[Saved data entries]
::::
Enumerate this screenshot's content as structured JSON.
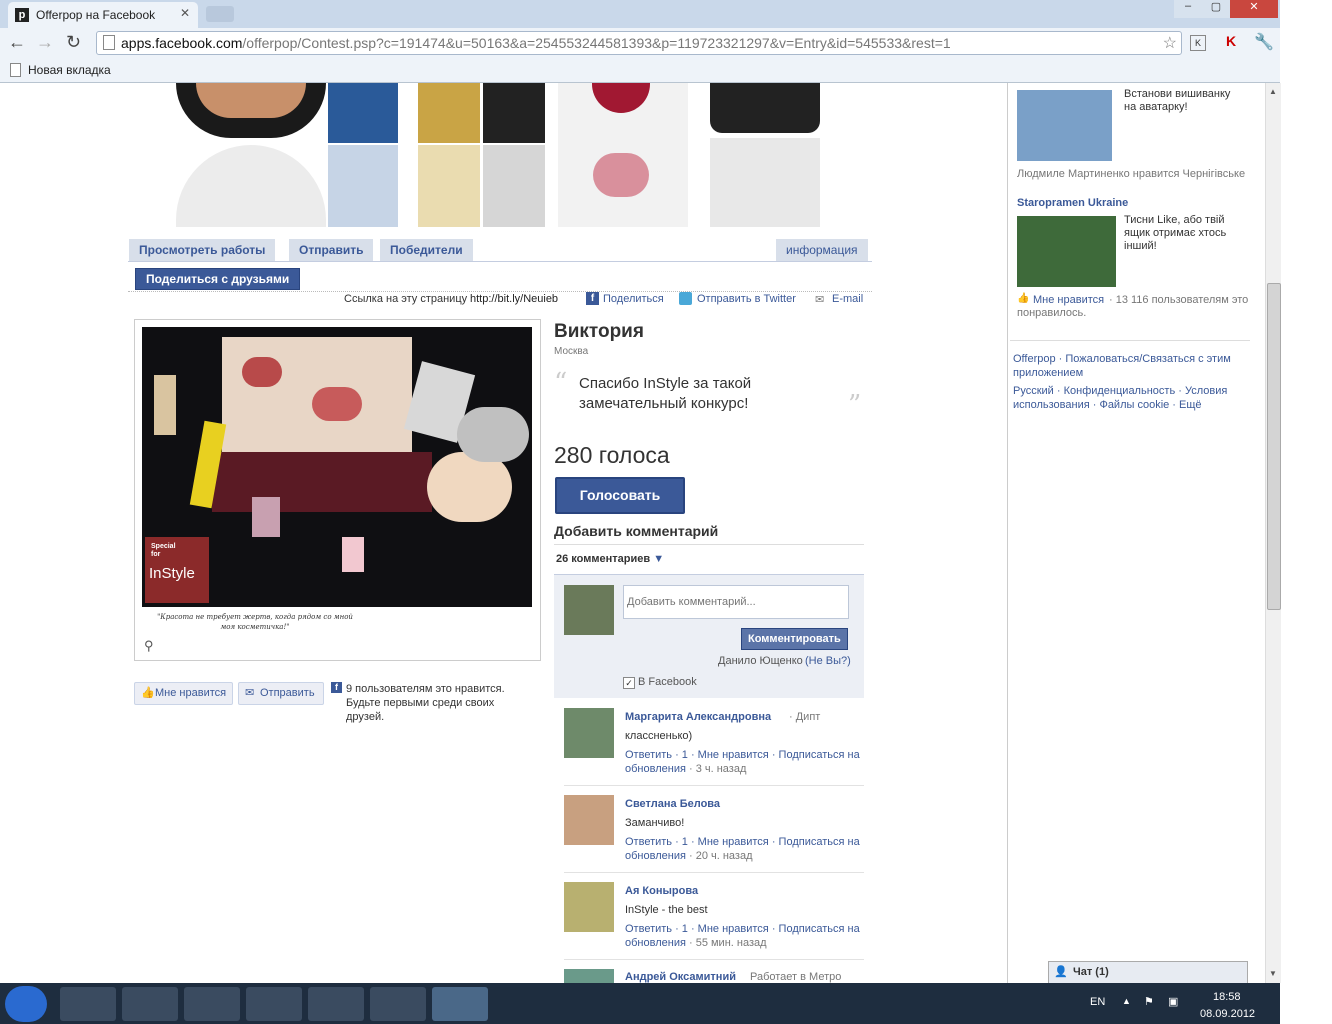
{
  "browser": {
    "tab_title": "Offerpop на Facebook",
    "url_host": "apps.facebook.com",
    "url_path": "/offerpop/Contest.psp?c=191474&u=50163&a=254553244581393&p=119723321297&v=Entry&id=545533&rest=1",
    "bookmark": "Новая вкладка"
  },
  "tabs": {
    "view": "Просмотреть работы",
    "send": "Отправить",
    "winners": "Победители",
    "info": "информация",
    "share": "Поделиться с друзьями"
  },
  "sharebar": {
    "link_label": "Ссылка на эту страницу",
    "link_url": "http://bit.ly/Neuieb",
    "share": "Поделиться",
    "twitter": "Отправить в Twitter",
    "email": "E-mail"
  },
  "entry": {
    "name": "Виктория",
    "city": "Москва",
    "quote": "Спасибо InStyle за такой замечательный конкурс!",
    "votes": "280 голоса",
    "vote_btn": "Голосовать",
    "badge_small": "Special for",
    "badge_big": "InStyle",
    "caption": "\"Красота не требует жертв, когда рядом со мной моя косметичка!\""
  },
  "likebar": {
    "like": "Мне нравится",
    "send": "Отправить",
    "text": "9 пользователям это нравится. Будьте первыми среди своих друзей."
  },
  "comments": {
    "title": "Добавить комментарий",
    "count": "26 комментариев",
    "placeholder": "Добавить комментарий...",
    "submit": "Комментировать",
    "user": "Данило Ющенко",
    "not_you": "(Не Вы?)",
    "facebook": "В Facebook",
    "items": [
      {
        "name": "Маргарита Александровна",
        "meta": "· Дипт",
        "text": "классненько)",
        "actions": "Ответить · 1 · Мне нравится · Подписаться на обновления",
        "time": "· 3 ч. назад"
      },
      {
        "name": "Светлана Белова",
        "meta": "",
        "text": "Заманчиво!",
        "actions": "Ответить · 1 · Мне нравится · Подписаться на обновления",
        "time": "· 20 ч. назад"
      },
      {
        "name": "Ая Конырова",
        "meta": "",
        "text": "InStyle - the best",
        "actions": "Ответить · 1 · Мне нравится · Подписаться на обновления",
        "time": "· 55 мин. назад"
      },
      {
        "name": "Андрей Оксамитний",
        "meta": "Работает в Метро",
        "text": "",
        "actions": "",
        "time": ""
      }
    ]
  },
  "sidebar": {
    "ad1_text": "Встанови вишиванку на аватарку!",
    "ad1_like": "Людмиле Мартиненко нравится Чернігівське",
    "ad2_title": "Staropramen Ukraine",
    "ad2_text": "Тисни Like, або твій ящик отримає хтось інший!",
    "ad2_like": "Мне нравится",
    "ad2_count": "· 13 116 пользователям это понравилось.",
    "footer1": "Offerpop · Пожаловаться/Связаться с этим приложением",
    "footer2": "Русский · Конфиденциальность · Условия использования · Файлы cookie · Ещё",
    "chat": "Чат (1)"
  },
  "taskbar": {
    "lang": "EN",
    "time": "18:58",
    "date": "08.09.2012"
  }
}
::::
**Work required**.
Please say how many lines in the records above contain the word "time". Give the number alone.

**The answer**.
5